Even as the economy is beginning to reopen in parts of the country, layoffs and furloughs have taken hold of the U.S. labor market.
There were 2,438,000 Initial Claims for unemployment benefits in the US during the week ending May 16th, the data published by the US Department of Labor (DOL) revealed on Thursday.
"But at 2.4 million new claims last week, the seismic impact should not be dismissed because earlier shock waves were larger". The prior week's figure was revised lower to 2.69 million from the previously reported 2.98 million. In total, 38.6 million people have filed for initial unemployment aid since mid-March, when lockdowns began in full force across the country.
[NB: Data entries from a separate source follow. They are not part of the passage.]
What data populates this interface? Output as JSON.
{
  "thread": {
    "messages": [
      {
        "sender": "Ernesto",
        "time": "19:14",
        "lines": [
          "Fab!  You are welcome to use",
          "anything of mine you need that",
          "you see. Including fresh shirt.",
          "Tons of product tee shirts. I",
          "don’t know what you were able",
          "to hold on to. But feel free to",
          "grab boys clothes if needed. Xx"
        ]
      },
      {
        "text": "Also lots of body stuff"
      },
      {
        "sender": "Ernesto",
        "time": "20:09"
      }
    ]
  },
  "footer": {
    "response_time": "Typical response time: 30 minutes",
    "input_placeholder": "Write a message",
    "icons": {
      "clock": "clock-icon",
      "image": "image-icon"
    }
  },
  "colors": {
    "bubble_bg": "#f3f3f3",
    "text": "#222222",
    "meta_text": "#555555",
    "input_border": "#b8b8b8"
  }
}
The new claims numbers may be undercounting the toll the coronavirus and lockdowns have exacted on the US labor market.
In the week ending May 16, California reported the highest number of jobless claims at an estimated 246,000 on an unadjusted basis, up from 213,000 in the previous week. NY had 227,000, up from 199,000.
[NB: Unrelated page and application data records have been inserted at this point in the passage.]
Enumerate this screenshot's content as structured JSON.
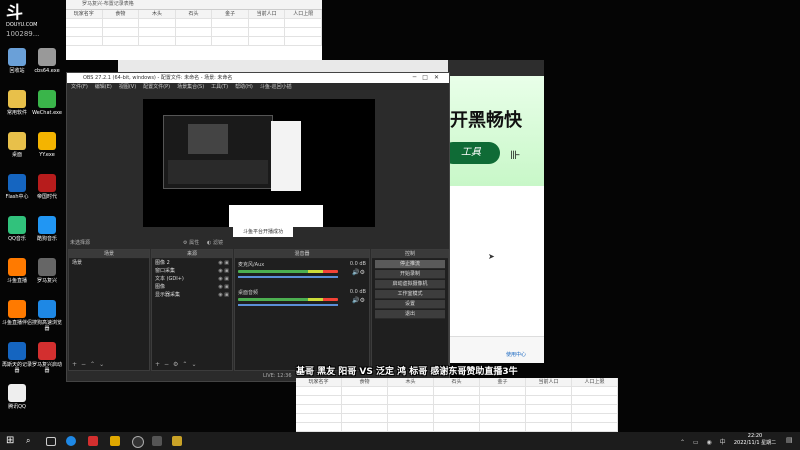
{
  "logo": {
    "brand": "斗鱼",
    "sub": "DOUYU.COM",
    "room": "100289..."
  },
  "desktop_icons": [
    {
      "label": "回收站",
      "color": "#6aa0d8"
    },
    {
      "label": "cbs64.exe",
      "color": "#999999"
    },
    {
      "label": "常用软件",
      "color": "#e8c04a"
    },
    {
      "label": "WeChat.exe",
      "color": "#3ab54a"
    },
    {
      "label": "桌面",
      "color": "#e8c04a"
    },
    {
      "label": "YY.exe",
      "color": "#f4b400"
    },
    {
      "label": "Flash中心",
      "color": "#1565c0"
    },
    {
      "label": "帝国时代",
      "color": "#b71c1c"
    },
    {
      "label": "QQ音乐",
      "color": "#31c27c"
    },
    {
      "label": "酷狗音乐",
      "color": "#2196f3"
    },
    {
      "label": "斗鱼直播",
      "color": "#ff7a00"
    },
    {
      "label": "罗马复兴",
      "color": "#666666"
    },
    {
      "label": "斗鱼直播伴侣",
      "color": "#ff7a00"
    },
    {
      "label": "搜狗高速浏览器",
      "color": "#1e88e5"
    },
    {
      "label": "再斯天的记录器",
      "color": "#1565c0"
    },
    {
      "label": "罗马复兴启动器",
      "color": "#d32f2f"
    },
    {
      "label": "腾讯QQ",
      "color": "#eeeeee"
    }
  ],
  "sheet_top": {
    "title": "罗马复兴-布置记录表格",
    "headers": [
      "玩家名字",
      "食物",
      "木头",
      "石头",
      "金子",
      "当前人口",
      "人口上限"
    ]
  },
  "obs": {
    "title": "OBS 27.2.1 (64-bit, windows) - 配置文件: 未命名 - 场景: 未命名",
    "menu": [
      "文件(F)",
      "编辑(E)",
      "视图(V)",
      "配置文件(P)",
      "场景集合(S)",
      "工具(T)",
      "帮助(H)",
      "斗鱼-巡回小插"
    ],
    "toast": "斗鱼平台开播成功",
    "source_label": "未选择源",
    "props_btn": "属性",
    "filters_btn": "滤镜",
    "panels": {
      "scenes": "场景",
      "sources": "来源",
      "mixer": "混音器",
      "controls": "控制"
    },
    "scenes": [
      "场景"
    ],
    "sources": [
      "图像 2",
      "窗口采集",
      "文本 (GDI+)",
      "图像",
      "显示器采集"
    ],
    "mixer": [
      {
        "name": "麦克风/Aux",
        "db": "0.0 dB"
      },
      {
        "name": "桌面音频",
        "db": "0.0 dB"
      }
    ],
    "controls": [
      "停止推流",
      "开始录制",
      "启动虚拟摄像机",
      "工作室模式",
      "设置",
      "退出"
    ],
    "status": "LIVE: 12:36"
  },
  "web": {
    "banner_text": "开黑畅快",
    "sub_text": "工具",
    "footer_link": "使用中心"
  },
  "subtitle": "基哥 黑友 阳哥 VS 泛定 鸿 标哥 感谢东哥赞助直播3牛",
  "sheet_bottom": {
    "headers": [
      "玩家名字",
      "食物",
      "木头",
      "石头",
      "金子",
      "当前人口",
      "人口上限"
    ]
  },
  "taskbar": {
    "time": "22:20",
    "date": "2022/11/1 星期二"
  }
}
"None of these states had systems set up to process the unprecedented amount of claims in one fell swoop, so there are backlogs", said Steve Blitz, chief US economist at TS Lombard in NY.
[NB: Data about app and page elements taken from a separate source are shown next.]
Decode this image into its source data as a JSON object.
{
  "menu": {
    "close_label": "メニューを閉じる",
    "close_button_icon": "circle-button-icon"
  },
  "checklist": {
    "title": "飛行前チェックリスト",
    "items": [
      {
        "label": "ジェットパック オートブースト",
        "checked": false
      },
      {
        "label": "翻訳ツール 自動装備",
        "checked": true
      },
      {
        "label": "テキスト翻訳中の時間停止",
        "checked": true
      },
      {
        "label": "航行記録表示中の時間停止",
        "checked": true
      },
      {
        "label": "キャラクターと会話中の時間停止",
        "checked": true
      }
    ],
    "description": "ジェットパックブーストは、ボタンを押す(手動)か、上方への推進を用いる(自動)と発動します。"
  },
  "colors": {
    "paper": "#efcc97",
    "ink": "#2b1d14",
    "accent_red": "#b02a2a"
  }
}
Continuing claims (which lag behind initial jobless claims data by one week) are anticipated to total 23.5 million for the week ending May 9, after a record 22.83 million in the previous week. Economists were estimating 24.25 million continuing claims for the week.
Eligible Oklahomans will receive 13 more weeks of unemployment benefits for the period beginning the week of March 29 through the week of December 26. This reading came in slightly worse than the market expectation of 2.4 million.
Worldwide coronavirus cases have already exceeded five million, with 329,000 deaths. The United States has been the hardest-hit country, with more than 1.5 million cases and over 93,000 deaths.
Heidi Chung is a reporter at Yahoo Finance.